Each of the lines below must be restated exactly.

Items from an interface collection

•••

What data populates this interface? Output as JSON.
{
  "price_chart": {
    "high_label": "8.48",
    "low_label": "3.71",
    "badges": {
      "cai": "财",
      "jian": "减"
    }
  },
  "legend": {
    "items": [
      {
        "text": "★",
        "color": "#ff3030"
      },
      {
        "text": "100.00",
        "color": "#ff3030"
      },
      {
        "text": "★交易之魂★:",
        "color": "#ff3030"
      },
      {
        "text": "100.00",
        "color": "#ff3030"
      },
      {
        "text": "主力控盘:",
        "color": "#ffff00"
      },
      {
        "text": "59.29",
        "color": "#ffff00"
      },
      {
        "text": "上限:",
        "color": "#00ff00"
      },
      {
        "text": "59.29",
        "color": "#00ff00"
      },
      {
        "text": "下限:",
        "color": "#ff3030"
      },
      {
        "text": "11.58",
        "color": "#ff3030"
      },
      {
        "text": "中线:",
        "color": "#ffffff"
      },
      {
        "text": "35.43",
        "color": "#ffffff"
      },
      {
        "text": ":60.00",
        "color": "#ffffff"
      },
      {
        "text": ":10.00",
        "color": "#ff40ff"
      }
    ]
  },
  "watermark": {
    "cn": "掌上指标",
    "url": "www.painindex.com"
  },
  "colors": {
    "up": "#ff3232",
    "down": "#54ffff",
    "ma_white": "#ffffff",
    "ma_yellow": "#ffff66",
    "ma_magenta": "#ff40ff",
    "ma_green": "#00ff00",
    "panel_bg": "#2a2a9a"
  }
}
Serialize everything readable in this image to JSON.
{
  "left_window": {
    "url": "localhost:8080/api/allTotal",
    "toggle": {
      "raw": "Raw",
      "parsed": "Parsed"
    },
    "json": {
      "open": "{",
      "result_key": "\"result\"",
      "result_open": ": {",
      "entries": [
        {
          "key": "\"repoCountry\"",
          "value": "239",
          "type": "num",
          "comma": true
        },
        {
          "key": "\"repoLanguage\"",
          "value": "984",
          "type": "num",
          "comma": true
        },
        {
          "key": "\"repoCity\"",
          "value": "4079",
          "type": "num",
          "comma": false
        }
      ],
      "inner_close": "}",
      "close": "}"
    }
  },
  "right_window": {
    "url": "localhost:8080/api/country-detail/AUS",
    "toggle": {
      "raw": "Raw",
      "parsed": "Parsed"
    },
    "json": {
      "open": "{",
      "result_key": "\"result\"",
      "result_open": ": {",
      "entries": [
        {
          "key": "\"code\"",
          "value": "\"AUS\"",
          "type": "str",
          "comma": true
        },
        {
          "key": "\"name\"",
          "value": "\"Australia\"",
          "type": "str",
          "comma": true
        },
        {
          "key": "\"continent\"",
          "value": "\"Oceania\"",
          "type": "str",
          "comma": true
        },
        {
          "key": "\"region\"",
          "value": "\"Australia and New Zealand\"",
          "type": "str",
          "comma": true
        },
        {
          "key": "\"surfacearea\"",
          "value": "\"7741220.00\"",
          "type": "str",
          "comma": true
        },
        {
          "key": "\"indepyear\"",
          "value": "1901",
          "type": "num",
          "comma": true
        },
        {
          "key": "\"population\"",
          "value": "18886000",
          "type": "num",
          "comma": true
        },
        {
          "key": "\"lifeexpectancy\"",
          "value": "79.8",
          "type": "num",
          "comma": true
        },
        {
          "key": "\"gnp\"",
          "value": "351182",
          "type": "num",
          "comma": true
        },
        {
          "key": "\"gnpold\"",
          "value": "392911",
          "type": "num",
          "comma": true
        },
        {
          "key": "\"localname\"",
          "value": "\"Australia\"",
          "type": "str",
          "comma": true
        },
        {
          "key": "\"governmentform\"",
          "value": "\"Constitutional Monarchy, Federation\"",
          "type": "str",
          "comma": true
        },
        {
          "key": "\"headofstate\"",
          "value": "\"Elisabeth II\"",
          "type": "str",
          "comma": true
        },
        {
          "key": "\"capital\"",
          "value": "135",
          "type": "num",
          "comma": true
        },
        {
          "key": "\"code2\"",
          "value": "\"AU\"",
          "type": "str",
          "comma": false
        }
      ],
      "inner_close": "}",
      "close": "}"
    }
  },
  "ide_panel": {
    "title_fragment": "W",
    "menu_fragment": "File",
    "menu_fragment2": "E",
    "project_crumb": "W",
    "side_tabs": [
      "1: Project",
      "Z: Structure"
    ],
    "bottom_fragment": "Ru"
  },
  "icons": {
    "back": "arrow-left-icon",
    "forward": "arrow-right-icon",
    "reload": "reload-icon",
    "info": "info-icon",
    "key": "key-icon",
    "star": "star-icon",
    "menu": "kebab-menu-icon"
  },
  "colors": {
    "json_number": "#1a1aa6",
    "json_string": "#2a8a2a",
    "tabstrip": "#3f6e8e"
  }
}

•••

## TASK ANSWER
What data populates this interface? Output as JSON.
{
  "price_chart": {
    "high_label": "8.48",
    "low_label": "3.71",
    "badges": {
      "cai": "财",
      "jian": "减"
    }
  },
  "legend": {
    "items": [
      {
        "text": "★",
        "color": "#ff3030"
      },
      {
        "text": "100.00",
        "color": "#ff3030"
      },
      {
        "text": "★交易之魂★:",
        "color": "#ff3030"
      },
      {
        "text": "100.00",
        "color": "#ff3030"
      },
      {
        "text": "主力控盘:",
        "color": "#ffff00"
      },
      {
        "text": "59.29",
        "color": "#ffff00"
      },
      {
        "text": "上限:",
        "color": "#00ff00"
      },
      {
        "text": "59.29",
        "color": "#00ff00"
      },
      {
        "text": "下限:",
        "color": "#ff3030"
      },
      {
        "text": "11.58",
        "color": "#ff3030"
      },
      {
        "text": "中线:",
        "color": "#ffffff"
      },
      {
        "text": "35.43",
        "color": "#ffffff"
      },
      {
        "text": ":60.00",
        "color": "#ffffff"
      },
      {
        "text": ":10.00",
        "color": "#ff40ff"
      }
    ]
  },
  "watermark": {
    "cn": "掌上指标",
    "url": "www.painindex.com"
  },
  "colors": {
    "up": "#ff3232",
    "down": "#54ffff",
    "ma_white": "#ffffff",
    "ma_yellow": "#ffff66",
    "ma_magenta": "#ff40ff",
    "ma_green": "#00ff00",
    "panel_bg": "#2a2a9a"
  }
}
Serialize everything readable in this image to JSON.
{
  "left_window": {
    "url": "localhost:8080/api/allTotal",
    "toggle": {
      "raw": "Raw",
      "parsed": "Parsed"
    },
    "json": {
      "open": "{",
      "result_key": "\"result\"",
      "result_open": ": {",
      "entries": [
        {
          "key": "\"repoCountry\"",
          "value": "239",
          "type": "num",
          "comma": true
        },
        {
          "key": "\"repoLanguage\"",
          "value": "984",
          "type": "num",
          "comma": true
        },
        {
          "key": "\"repoCity\"",
          "value": "4079",
          "type": "num",
          "comma": false
        }
      ],
      "inner_close": "}",
      "close": "}"
    }
  },
  "right_window": {
    "url": "localhost:8080/api/country-detail/AUS",
    "toggle": {
      "raw": "Raw",
      "parsed": "Parsed"
    },
    "json": {
      "open": "{",
      "result_key": "\"result\"",
      "result_open": ": {",
      "entries": [
        {
          "key": "\"code\"",
          "value": "\"AUS\"",
          "type": "str",
          "comma": true
        },
        {
          "key": "\"name\"",
          "value": "\"Australia\"",
          "type": "str",
          "comma": true
        },
        {
          "key": "\"continent\"",
          "value": "\"Oceania\"",
          "type": "str",
          "comma": true
        },
        {
          "key": "\"region\"",
          "value": "\"Australia and New Zealand\"",
          "type": "str",
          "comma": true
        },
        {
          "key": "\"surfacearea\"",
          "value": "\"7741220.00\"",
          "type": "str",
          "comma": true
        },
        {
          "key": "\"indepyear\"",
          "value": "1901",
          "type": "num",
          "comma": true
        },
        {
          "key": "\"population\"",
          "value": "18886000",
          "type": "num",
          "comma": true
        },
        {
          "key": "\"lifeexpectancy\"",
          "value": "79.8",
          "type": "num",
          "comma": true
        },
        {
          "key": "\"gnp\"",
          "value": "351182",
          "type": "num",
          "comma": true
        },
        {
          "key": "\"gnpold\"",
          "value": "392911",
          "type": "num",
          "comma": true
        },
        {
          "key": "\"localname\"",
          "value": "\"Australia\"",
          "type": "str",
          "comma": true
        },
        {
          "key": "\"governmentform\"",
          "value": "\"Constitutional Monarchy, Federation\"",
          "type": "str",
          "comma": true
        },
        {
          "key": "\"headofstate\"",
          "value": "\"Elisabeth II\"",
          "type": "str",
          "comma": true
        },
        {
          "key": "\"capital\"",
          "value": "135",
          "type": "num",
          "comma": true
        },
        {
          "key": "\"code2\"",
          "value": "\"AU\"",
          "type": "str",
          "comma": false
        }
      ],
      "inner_close": "}",
      "close": "}"
    }
  },
  "ide_panel": {
    "title_fragment": "W",
    "menu_fragment": "File",
    "menu_fragment2": "E",
    "project_crumb": "W",
    "side_tabs": [
      "1: Project",
      "Z: Structure"
    ],
    "bottom_fragment": "Ru"
  },
  "icons": {
    "back": "arrow-left-icon",
    "forward": "arrow-right-icon",
    "reload": "reload-icon",
    "info": "info-icon",
    "key": "key-icon",
    "star": "star-icon",
    "menu": "kebab-menu-icon"
  },
  "colors": {
    "json_number": "#1a1aa6",
    "json_string": "#2a8a2a",
    "tabstrip": "#3f6e8e"
  }
}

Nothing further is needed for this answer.